DAUTHA: “Den Forste” Demo
If you happened to be one of those seventy-eight lucky gits who sourced the first edition you might just recognise the medieval leather-bound handiwork that adorned The Doomsday Cult and Griftegard demos. Yes, Ola Blomkvist is the common denominator and Doom, pure and agonised, is the order of the day. Presenting two songs that span approximately seven to eight minutes apiece, it is a small stained-glass window to their world. Just enough perspective for intrigue and speculation of what may follow. Ushered in by what appeared to be a nameless prelude, “Horkarlar Skall…” Is fleeting, acoustic and solemn. The weighty plod of “Benandanti” carries melancholia courtesy of a moving violin sequence. The guest instrument, if you will, returns periodically throughout the demo and it’s very welcome indeed. A touch of classy character. Beautifully sad. But that’s not all. There is depth to the songwriting. As this first song proper escalates to climax, the surge in speed is dramatic. Locked in, the musicians play for all they’re worth. The vocal performance particularly rousing and the violin doubling up as a rhythm guitar. Inspired. “Between Two Floods” lunges immediately into the heart of the song with further violin accompaniment. But it should be stressed that its role is integrated rather than overbearing. The recurring melodies here shape or reinforce what might be considered a chorus even if that is not the intent vocally.
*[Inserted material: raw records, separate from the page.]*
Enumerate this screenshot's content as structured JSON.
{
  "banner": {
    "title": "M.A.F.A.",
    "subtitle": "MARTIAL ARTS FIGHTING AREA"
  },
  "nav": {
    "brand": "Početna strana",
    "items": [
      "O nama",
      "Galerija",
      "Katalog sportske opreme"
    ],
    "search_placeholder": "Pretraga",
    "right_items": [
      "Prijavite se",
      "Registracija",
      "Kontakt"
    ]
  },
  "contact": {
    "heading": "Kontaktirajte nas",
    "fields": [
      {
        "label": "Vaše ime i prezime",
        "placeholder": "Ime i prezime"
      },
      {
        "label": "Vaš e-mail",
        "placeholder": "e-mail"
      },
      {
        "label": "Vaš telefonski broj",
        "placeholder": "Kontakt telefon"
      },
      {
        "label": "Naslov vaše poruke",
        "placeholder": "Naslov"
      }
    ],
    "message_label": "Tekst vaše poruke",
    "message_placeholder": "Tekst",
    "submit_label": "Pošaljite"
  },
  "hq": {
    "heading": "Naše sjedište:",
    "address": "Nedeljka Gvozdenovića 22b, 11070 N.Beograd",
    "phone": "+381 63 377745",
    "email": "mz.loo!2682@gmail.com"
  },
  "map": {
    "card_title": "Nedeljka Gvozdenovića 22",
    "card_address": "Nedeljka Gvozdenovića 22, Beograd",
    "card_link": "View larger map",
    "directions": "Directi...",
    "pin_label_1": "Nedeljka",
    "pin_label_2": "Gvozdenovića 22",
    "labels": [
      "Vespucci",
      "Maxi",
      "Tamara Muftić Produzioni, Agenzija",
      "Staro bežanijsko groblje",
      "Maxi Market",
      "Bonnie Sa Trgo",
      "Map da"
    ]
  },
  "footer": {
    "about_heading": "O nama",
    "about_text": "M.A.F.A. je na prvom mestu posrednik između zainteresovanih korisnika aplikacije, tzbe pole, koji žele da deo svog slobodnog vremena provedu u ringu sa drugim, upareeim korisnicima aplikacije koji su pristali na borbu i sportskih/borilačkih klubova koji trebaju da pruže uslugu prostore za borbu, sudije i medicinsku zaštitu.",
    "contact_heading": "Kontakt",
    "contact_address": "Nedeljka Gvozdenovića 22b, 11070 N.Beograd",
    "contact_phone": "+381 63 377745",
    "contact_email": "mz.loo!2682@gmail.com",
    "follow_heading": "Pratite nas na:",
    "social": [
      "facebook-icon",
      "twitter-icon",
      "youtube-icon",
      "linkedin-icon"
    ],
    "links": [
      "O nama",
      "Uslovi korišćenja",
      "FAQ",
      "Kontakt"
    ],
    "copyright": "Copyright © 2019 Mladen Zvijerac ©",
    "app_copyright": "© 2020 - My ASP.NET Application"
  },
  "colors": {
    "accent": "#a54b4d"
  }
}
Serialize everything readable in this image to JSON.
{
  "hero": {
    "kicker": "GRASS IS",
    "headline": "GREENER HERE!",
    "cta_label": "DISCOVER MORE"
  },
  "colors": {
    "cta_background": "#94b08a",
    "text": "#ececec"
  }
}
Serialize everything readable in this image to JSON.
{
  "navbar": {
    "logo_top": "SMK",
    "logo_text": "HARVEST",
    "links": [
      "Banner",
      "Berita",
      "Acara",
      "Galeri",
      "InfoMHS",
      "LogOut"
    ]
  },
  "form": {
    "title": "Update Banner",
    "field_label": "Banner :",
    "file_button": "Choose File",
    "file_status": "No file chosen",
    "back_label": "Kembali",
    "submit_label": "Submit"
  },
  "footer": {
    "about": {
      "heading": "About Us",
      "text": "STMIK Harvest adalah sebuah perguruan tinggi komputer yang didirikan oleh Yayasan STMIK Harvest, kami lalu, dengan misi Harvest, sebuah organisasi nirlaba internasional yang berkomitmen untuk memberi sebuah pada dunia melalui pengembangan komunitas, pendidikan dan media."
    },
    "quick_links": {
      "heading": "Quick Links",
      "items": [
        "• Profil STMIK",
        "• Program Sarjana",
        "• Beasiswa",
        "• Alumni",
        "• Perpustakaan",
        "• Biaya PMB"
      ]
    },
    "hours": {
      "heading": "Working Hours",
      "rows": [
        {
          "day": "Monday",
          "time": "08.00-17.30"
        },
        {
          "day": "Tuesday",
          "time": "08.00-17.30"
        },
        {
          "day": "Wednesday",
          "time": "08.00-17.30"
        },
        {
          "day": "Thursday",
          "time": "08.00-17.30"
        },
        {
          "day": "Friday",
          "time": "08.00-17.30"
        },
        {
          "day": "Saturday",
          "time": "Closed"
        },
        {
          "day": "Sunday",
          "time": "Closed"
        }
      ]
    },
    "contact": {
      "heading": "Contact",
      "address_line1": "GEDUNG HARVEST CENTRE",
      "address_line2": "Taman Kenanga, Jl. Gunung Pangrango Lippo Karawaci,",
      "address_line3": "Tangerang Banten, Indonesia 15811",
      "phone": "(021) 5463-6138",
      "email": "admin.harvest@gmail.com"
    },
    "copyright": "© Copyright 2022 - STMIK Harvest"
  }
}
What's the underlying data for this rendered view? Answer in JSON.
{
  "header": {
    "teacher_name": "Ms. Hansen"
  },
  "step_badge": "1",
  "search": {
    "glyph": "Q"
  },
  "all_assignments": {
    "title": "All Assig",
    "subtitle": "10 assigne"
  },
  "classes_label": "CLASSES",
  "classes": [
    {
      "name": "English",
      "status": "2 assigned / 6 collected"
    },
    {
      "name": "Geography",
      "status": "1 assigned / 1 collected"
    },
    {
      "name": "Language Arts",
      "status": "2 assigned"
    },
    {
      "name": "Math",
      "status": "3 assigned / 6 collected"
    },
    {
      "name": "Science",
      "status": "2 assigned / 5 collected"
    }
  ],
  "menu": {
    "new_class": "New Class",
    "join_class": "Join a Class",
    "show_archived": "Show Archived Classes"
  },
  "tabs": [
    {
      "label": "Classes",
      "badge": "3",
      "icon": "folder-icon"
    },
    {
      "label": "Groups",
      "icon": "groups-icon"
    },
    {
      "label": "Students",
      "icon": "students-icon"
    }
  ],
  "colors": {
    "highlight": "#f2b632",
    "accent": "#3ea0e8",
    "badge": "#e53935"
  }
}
The guitar is still the lead and it’s presence is strong. Classic. Deadly. The shift up a gear towards the finale taut with tension as the double kick underpins it. Do not panic. Alternative versions must surely follow. More importantly, what will their seconding recording bring?